House Appropriations Committee Adopts McCollum Amendments During of FY19 Labor, Health and Human Services, Education Appropriations Bill Markup
Representative Betty McCollum (DFL-Minn.) yesterday offered an amendment during the Labor, Health and Human Services, Education appropriations bill markup that would permit individuals who are diagnosed with cancer to defer payments on their public student loans while they receive lifesaving treatment. This amendment was adopted by the House Appropriations Committee.
“In certain circumstances such as going back to school, joining the armed services, and becoming permanently disabled, we allow individuals to defer their public student loan payments,” Representative McCollum said. “Unfortunately, for the more than 70,000 young adults diagnosed with cancer each year, cancer treatment does not qualify for deferment. These patients have enough problems to deal with and quite frankly, paying their student loans should not be one of them.”
The amendment would allow individuals who are receiving cancer treatment to defer payments on their loans for up to 6 months after their treatment concludes.

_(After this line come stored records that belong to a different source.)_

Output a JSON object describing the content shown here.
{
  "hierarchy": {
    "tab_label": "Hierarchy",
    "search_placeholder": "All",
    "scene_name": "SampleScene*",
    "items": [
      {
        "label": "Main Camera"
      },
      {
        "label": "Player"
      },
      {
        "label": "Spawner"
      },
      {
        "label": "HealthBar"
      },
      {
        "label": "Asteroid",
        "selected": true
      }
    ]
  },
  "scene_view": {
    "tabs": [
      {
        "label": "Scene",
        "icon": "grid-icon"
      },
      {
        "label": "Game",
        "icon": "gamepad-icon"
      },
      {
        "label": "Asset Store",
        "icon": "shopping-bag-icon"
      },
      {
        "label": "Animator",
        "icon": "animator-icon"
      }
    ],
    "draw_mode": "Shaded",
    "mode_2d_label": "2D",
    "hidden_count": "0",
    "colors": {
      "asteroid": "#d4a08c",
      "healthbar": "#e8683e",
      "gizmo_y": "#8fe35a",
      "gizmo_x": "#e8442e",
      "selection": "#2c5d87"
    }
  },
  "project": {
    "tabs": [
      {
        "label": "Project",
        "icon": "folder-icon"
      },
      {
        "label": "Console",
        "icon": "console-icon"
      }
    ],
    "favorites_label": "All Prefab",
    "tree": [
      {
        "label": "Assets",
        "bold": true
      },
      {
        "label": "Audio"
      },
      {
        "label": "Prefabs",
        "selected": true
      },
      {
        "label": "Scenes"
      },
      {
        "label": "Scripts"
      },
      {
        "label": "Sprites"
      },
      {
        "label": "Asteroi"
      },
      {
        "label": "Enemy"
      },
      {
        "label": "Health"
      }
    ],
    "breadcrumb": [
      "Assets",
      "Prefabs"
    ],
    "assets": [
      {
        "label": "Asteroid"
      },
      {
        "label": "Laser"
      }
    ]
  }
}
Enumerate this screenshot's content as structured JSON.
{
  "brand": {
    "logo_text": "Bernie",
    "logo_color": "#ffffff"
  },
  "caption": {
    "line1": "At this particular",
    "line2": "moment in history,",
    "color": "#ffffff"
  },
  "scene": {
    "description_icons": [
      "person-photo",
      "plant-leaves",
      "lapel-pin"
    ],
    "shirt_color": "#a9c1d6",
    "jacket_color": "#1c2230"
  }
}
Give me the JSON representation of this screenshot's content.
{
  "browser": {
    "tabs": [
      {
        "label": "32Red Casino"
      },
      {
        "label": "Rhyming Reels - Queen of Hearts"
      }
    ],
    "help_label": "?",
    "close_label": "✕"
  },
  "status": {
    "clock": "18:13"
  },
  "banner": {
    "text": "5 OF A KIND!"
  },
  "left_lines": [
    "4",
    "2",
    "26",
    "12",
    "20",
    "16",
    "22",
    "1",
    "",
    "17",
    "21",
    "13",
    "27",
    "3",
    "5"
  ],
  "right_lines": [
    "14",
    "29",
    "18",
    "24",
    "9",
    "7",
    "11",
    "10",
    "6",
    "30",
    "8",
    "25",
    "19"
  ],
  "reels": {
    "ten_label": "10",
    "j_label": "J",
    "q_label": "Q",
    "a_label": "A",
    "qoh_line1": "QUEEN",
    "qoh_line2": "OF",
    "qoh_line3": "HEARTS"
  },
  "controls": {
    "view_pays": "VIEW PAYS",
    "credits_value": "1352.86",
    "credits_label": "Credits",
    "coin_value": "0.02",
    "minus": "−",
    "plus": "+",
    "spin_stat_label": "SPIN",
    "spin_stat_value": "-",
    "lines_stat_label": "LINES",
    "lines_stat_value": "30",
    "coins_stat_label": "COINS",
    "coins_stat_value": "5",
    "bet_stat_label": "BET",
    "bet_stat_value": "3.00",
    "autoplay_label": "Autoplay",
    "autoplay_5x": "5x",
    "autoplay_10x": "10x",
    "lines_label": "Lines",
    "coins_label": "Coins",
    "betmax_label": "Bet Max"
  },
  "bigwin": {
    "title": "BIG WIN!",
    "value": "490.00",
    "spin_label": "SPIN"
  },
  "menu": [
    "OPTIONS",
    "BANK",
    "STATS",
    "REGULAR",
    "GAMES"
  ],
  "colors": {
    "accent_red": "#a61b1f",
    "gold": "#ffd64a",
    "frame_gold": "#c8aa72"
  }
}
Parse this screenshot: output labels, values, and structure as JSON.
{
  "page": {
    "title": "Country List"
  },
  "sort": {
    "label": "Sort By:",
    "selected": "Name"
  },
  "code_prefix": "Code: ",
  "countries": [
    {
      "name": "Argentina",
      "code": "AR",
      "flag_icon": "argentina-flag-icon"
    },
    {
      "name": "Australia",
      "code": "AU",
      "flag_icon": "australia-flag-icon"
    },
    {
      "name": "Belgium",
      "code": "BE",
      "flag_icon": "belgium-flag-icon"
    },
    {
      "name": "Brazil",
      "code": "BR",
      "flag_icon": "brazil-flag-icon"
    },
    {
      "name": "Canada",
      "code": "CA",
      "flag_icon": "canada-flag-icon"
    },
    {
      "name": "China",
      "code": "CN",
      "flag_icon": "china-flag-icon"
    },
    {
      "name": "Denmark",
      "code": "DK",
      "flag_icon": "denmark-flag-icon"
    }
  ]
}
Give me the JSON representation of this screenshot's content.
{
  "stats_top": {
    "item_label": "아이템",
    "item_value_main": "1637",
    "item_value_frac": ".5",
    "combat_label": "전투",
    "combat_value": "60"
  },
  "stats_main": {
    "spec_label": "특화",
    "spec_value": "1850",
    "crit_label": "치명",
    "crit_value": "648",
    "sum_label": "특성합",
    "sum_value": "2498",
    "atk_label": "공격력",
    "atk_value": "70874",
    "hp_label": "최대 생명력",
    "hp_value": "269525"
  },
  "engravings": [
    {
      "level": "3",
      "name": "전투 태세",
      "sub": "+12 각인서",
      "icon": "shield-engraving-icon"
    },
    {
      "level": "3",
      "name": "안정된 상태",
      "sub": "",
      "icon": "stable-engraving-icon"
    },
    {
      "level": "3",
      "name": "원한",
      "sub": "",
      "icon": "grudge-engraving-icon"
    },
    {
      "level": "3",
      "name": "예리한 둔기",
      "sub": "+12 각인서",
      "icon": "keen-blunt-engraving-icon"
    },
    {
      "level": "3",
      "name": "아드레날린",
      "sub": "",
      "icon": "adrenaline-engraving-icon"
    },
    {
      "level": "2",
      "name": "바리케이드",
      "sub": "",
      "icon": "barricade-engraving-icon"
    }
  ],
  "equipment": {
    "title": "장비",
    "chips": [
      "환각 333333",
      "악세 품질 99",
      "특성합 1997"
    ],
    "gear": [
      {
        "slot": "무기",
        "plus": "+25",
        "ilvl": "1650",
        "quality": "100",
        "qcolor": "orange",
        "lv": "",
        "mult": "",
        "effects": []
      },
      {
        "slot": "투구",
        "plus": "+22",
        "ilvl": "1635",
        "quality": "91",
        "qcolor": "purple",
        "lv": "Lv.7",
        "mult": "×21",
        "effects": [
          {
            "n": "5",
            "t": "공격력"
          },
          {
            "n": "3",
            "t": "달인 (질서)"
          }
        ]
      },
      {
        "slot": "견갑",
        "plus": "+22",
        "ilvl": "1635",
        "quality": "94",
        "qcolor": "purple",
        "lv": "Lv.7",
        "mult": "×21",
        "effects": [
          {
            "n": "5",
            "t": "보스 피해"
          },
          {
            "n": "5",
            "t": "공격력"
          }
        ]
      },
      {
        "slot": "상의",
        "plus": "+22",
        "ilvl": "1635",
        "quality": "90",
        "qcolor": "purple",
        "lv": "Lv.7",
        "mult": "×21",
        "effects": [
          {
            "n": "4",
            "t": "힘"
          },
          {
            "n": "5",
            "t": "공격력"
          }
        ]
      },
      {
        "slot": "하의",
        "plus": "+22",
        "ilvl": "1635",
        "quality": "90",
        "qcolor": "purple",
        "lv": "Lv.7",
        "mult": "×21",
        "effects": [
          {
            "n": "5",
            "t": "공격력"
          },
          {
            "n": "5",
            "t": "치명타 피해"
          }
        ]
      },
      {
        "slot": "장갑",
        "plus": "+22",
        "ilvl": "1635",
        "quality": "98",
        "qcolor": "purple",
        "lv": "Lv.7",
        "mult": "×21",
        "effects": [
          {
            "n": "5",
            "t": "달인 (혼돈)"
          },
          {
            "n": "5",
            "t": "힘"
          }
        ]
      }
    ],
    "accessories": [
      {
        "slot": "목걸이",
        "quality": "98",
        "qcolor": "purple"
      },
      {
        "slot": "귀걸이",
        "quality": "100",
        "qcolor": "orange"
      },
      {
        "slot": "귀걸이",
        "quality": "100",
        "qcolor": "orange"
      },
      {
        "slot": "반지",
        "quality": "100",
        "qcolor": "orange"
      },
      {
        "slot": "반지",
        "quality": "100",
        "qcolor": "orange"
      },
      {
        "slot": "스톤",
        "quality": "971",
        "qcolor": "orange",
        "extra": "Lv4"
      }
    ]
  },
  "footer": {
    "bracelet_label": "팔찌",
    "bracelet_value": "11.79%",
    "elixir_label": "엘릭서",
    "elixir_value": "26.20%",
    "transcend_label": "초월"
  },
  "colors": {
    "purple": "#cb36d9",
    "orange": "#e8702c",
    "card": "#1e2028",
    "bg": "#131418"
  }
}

Additionally, the House Appropriations Committee adopted an amendment offered by Representative Katherine Clark (D-MA) and Representative Betty McCollum (DFL-Minn) that would prevent the Office of Refugee Resettlement (ORR) from medicating children taken into detention at the U.S.-Mexico border without parental consent or access to proper medical records. With thousands of unaccompanied children being separated from their parents under the Trump administration’s zero-tolerance policy, this amendment will provide protection from negligent medical treatment.
“Not only is drugging frightened children outrageous and unacceptable, it is downright dangerous to the child’s health,” Representative McCollum said. “Here in the US, a school nurse can’t administer medicine to a young student without parental consent unless it is an absolute emergency. Administering these drugs without proper medical records and parental consent could lead to catastrophic health side effects.”
The Clark-McCollum amendment would ensure that no ORR funds may be used to medicate unaccompanied children unless a proper medical evaluation is performed, or in the case of a medical emergency.